MATERIALS PROVIDED below:

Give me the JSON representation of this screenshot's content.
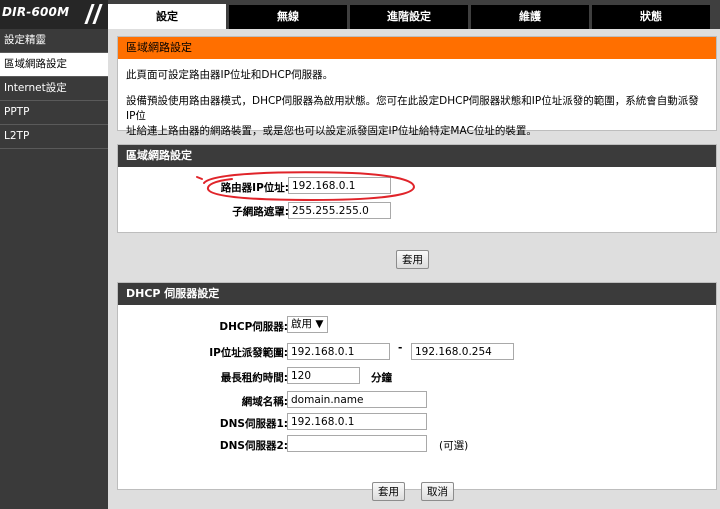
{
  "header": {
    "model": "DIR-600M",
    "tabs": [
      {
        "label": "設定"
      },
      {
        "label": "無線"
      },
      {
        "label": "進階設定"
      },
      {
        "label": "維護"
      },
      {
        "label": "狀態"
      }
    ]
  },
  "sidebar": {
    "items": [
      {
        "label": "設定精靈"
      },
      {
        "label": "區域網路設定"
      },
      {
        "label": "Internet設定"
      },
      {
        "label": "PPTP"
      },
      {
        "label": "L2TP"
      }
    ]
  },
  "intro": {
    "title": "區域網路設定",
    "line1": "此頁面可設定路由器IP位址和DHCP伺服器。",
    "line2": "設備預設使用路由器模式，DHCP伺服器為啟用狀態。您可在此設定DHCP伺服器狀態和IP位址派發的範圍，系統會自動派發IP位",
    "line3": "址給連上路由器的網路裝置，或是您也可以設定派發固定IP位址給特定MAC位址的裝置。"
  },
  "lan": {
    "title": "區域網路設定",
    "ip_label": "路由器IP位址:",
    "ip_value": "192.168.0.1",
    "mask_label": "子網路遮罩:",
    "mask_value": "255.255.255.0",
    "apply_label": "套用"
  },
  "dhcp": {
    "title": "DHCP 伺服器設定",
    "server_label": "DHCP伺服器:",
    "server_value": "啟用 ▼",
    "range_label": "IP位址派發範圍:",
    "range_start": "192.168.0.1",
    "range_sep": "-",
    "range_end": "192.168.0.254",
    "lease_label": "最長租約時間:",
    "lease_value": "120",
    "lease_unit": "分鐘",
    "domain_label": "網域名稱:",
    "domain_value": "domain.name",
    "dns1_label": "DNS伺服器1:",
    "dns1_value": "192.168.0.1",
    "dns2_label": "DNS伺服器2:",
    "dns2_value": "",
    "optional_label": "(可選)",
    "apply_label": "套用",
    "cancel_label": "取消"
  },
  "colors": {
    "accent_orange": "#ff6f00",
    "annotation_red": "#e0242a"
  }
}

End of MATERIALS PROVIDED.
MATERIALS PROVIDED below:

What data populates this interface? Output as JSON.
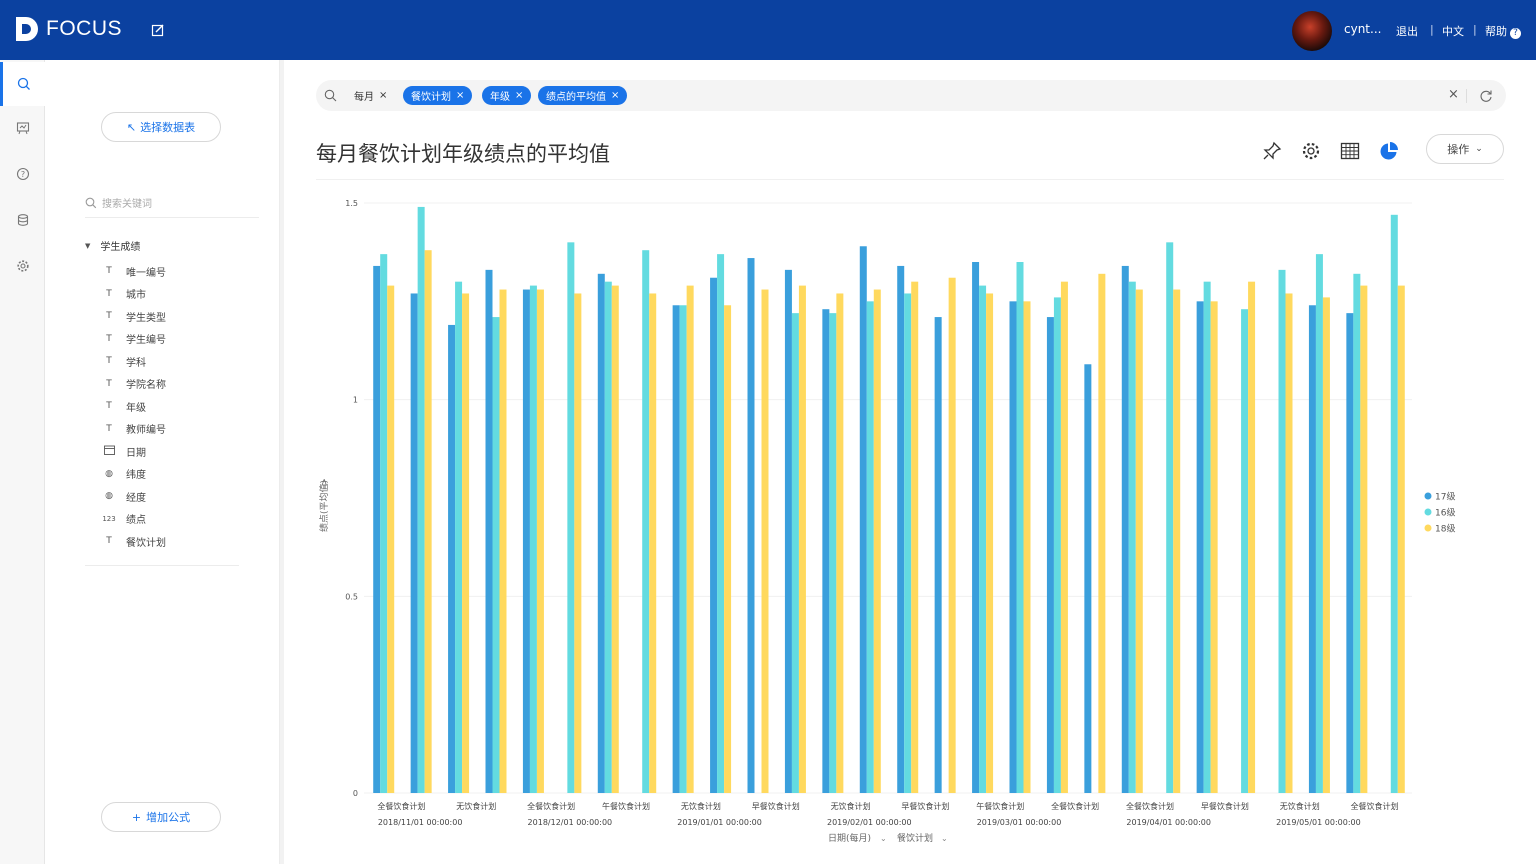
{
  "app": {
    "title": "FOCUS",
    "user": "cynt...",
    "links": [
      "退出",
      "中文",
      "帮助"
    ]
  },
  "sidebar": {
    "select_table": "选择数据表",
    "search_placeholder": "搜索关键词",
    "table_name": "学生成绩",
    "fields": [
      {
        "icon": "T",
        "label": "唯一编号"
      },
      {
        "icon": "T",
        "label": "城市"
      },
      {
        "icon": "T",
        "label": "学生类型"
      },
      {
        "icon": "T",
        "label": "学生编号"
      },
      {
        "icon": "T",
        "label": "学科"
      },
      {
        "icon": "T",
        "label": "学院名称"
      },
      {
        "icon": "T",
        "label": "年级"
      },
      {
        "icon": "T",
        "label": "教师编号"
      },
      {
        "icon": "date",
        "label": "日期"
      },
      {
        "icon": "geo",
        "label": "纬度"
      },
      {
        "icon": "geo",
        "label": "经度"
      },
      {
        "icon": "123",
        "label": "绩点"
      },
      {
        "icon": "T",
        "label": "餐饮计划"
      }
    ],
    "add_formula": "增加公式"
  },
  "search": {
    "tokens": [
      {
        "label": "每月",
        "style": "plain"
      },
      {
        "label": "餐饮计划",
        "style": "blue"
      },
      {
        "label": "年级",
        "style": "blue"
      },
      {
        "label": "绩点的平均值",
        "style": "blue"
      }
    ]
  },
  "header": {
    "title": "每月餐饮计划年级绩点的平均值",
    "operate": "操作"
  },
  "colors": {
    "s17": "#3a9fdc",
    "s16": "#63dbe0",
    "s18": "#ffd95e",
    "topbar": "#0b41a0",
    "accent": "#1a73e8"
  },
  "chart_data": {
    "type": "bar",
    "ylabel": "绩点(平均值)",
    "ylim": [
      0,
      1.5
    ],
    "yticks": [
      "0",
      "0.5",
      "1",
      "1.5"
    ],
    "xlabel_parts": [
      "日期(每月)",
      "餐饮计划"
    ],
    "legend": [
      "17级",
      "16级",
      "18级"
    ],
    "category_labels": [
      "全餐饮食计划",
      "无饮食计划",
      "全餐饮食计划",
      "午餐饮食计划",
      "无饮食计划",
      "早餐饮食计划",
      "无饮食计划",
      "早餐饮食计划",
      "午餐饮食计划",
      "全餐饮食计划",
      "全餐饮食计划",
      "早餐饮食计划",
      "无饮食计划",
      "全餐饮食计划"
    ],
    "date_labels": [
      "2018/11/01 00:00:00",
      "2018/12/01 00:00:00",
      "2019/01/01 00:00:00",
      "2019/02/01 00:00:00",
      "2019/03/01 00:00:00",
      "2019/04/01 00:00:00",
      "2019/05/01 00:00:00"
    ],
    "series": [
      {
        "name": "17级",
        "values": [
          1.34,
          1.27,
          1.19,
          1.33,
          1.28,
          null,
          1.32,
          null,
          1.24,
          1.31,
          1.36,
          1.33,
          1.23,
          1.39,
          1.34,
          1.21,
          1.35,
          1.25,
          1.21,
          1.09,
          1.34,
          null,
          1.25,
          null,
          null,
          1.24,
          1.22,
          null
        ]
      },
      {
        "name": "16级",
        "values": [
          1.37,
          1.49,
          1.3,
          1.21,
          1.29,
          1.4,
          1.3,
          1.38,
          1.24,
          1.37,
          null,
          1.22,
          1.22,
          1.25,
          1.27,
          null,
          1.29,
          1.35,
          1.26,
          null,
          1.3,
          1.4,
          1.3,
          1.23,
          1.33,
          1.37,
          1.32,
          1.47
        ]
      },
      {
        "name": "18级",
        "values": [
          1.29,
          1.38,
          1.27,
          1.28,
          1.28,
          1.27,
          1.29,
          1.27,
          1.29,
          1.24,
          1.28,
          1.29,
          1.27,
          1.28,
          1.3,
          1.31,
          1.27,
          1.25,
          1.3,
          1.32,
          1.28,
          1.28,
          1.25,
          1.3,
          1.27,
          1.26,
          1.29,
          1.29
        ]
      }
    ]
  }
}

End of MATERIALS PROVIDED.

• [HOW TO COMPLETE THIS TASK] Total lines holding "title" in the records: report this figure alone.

• [WORKED SOLUTION] 5